Only those in full possession of the facts can make an informed judgement about guilt and, therefore, whether a sentence is justified or not.
But the flip-side of this is the frustration felt when justice is clearly the casualty of wrong judgement. This is part of the problem with the Megrahi/Lockerbie case – it is (a) wrong to imprison someone on the grounds that it is better to have someone to blame rather than no one (simply satisfying the need for a scapegoat) and (b) injustice leaves the real culprits free to do more damage … and that should be really worrying. Justice matters – and injustice matters as much if not more.
So, today there will be great celebration at the pardon granted to Michael Shields in Liverpool. Michael was convicted of the attempted murder of a barman in Bulgaria after Liverpool had won the 2005 European Champions League final. He claimed to be innocent, but was convicted and sentenced to 15 years in prison. He was eventually moved from Bulgaria to a Warrington (UK) young offenders institution to continue his sentence. Despite someone else admitting the offence and Michael demonstrating convincingly that he could not have done the damage, his plea met with scepticism and denial. The facts could not be allowed to intrude on a good closure and a ‘job well done’ – i.e. someone nicked.

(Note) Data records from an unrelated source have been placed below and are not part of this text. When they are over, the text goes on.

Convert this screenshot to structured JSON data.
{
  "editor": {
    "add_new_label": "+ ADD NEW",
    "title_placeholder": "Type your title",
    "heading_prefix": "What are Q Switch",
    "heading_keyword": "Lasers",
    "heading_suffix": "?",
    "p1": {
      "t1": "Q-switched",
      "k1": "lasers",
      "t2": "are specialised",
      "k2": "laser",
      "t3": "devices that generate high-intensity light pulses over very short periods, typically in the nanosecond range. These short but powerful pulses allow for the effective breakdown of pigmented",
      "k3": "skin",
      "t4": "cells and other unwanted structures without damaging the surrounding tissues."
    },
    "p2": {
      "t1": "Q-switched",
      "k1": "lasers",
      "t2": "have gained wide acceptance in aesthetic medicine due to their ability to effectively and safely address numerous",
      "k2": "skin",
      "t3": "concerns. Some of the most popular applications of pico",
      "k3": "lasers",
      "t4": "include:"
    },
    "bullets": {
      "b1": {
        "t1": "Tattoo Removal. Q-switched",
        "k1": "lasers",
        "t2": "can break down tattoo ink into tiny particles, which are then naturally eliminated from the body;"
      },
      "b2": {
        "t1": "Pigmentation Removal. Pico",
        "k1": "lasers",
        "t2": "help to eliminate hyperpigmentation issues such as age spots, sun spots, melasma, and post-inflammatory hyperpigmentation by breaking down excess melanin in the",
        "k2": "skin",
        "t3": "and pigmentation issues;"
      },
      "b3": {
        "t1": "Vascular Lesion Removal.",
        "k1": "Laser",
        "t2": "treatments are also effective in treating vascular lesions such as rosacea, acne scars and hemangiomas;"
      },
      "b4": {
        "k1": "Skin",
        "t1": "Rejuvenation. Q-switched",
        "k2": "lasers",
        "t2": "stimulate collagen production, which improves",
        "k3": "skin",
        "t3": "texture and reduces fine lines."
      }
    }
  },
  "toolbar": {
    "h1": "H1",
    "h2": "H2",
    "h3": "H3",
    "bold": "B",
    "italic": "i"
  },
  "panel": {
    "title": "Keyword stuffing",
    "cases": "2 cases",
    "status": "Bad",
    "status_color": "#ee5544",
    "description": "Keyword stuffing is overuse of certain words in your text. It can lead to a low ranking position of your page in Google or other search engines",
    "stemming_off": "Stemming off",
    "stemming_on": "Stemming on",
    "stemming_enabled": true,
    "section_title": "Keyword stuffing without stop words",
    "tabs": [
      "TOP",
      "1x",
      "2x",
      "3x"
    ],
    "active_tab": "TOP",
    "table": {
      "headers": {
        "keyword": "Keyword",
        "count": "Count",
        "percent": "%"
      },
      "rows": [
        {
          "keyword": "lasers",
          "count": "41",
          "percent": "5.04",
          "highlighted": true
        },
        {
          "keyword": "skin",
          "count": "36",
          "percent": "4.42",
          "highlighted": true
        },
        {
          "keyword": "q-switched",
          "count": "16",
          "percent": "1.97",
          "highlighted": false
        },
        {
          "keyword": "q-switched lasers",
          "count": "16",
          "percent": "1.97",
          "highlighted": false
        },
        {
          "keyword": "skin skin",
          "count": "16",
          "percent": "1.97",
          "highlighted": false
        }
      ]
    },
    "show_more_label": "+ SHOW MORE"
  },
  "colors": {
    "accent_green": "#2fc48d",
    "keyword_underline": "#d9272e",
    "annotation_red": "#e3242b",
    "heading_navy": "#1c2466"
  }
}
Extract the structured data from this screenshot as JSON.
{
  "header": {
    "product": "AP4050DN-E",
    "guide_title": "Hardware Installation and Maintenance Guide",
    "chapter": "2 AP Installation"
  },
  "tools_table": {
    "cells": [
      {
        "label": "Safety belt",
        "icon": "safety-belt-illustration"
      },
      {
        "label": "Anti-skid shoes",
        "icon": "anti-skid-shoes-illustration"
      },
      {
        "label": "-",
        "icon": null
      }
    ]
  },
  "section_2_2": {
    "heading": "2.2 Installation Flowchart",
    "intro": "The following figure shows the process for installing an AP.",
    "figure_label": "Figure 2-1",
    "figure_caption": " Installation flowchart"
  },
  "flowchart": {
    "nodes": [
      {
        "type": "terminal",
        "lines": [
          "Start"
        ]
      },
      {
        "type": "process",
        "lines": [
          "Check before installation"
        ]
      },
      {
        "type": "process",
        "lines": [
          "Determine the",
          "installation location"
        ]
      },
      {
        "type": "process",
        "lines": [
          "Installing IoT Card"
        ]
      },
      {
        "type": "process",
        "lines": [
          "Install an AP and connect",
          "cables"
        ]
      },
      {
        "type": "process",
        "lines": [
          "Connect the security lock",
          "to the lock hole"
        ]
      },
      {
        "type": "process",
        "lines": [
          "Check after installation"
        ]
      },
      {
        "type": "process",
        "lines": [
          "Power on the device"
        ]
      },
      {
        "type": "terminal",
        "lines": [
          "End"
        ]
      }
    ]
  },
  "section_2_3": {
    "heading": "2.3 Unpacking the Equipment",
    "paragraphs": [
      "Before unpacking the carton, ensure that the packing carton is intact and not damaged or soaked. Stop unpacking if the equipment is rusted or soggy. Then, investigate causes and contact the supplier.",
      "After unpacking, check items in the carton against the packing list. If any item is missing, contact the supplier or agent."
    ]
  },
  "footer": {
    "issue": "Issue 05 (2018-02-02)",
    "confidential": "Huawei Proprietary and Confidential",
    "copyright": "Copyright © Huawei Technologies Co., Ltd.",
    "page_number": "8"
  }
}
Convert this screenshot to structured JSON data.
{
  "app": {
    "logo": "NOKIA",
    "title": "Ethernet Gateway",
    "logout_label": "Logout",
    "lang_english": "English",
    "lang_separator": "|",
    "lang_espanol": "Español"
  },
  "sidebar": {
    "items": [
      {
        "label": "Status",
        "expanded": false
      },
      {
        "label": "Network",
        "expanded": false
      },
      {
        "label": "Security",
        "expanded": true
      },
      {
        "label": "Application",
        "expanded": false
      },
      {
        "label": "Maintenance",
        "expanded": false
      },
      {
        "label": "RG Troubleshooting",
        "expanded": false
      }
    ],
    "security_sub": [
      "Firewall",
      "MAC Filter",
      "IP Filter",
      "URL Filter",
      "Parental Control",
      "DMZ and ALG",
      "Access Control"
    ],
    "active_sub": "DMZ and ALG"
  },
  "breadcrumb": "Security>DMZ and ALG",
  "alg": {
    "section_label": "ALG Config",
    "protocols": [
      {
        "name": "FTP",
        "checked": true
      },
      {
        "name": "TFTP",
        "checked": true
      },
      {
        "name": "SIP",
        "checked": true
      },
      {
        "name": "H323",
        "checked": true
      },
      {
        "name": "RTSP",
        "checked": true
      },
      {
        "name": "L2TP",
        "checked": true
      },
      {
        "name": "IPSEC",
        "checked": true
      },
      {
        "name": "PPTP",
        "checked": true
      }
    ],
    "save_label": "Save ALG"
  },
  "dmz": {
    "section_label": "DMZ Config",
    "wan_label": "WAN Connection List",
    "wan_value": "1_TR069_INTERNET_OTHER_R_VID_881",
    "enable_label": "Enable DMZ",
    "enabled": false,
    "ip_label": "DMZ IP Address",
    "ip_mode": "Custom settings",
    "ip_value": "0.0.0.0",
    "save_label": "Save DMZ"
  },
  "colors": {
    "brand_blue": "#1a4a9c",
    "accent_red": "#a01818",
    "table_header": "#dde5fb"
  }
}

I did not know whether or not Michael Shields was guilty of the offence. Like every other ordinary observer I didn’t see all the evidence and couldn’t make a judgement. His initial protestations evoked in me a sceptical response: ‘they all say that, don’t they?’ But, as the evidence began to be presented, it was evident to anyone with a pulse that he was innocent of the charge laid against him. My initial response was wrong and his family and friends deserve credit for not slackening their four-year campaign to get him released – with the full and vocal support of the Bishop of Liverpool.
The celebrations will go wider than the Shields family and, knowing the city and its character, there will be great celebrations that Michael is free at last. But the greatest celebration should be that justice has been done and an injustice undone. The man has lost four years of freedom, but not four years of unique though involuntary experience. It remains now for the Bulgarians to examine the reasons for having allowed this injustice in the first place.
Let justice roll down like waters, and righteousness like an ever-flowing stream. (Amos 5:24)